> Task to complete
Look through the entries below, please, and copy every line with the word "value".

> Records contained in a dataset
######
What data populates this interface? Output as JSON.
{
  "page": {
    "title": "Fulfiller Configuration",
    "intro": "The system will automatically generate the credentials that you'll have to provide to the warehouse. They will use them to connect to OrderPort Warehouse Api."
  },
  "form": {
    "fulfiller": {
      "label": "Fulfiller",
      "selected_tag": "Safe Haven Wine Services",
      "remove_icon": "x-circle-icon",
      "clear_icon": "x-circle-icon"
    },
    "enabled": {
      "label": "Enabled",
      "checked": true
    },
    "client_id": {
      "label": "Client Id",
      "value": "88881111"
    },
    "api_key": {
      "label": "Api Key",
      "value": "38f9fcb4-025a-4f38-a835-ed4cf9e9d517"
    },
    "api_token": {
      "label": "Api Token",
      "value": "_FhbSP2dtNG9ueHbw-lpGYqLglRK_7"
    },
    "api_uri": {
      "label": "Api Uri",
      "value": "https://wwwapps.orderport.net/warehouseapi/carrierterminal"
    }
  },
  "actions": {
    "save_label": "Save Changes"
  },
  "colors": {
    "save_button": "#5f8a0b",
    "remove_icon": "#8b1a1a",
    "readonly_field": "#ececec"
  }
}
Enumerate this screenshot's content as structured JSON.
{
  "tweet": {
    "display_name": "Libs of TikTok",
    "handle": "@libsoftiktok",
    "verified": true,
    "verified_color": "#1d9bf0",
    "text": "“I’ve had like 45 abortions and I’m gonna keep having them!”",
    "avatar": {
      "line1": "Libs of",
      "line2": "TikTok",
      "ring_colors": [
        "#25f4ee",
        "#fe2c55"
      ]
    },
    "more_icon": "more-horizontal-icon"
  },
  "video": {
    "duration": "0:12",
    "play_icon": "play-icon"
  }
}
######
> Result for this exercise
      "value": "88881111"
      "value": "38f9fcb4-025a-4f38-a835-ed4cf9e9d517"
      "value": "_FhbSP2dtNG9ueHbw-lpGYqLglRK_7"
      "value": "https://wwwapps.orderport.net/warehouseapi/carrierterminal"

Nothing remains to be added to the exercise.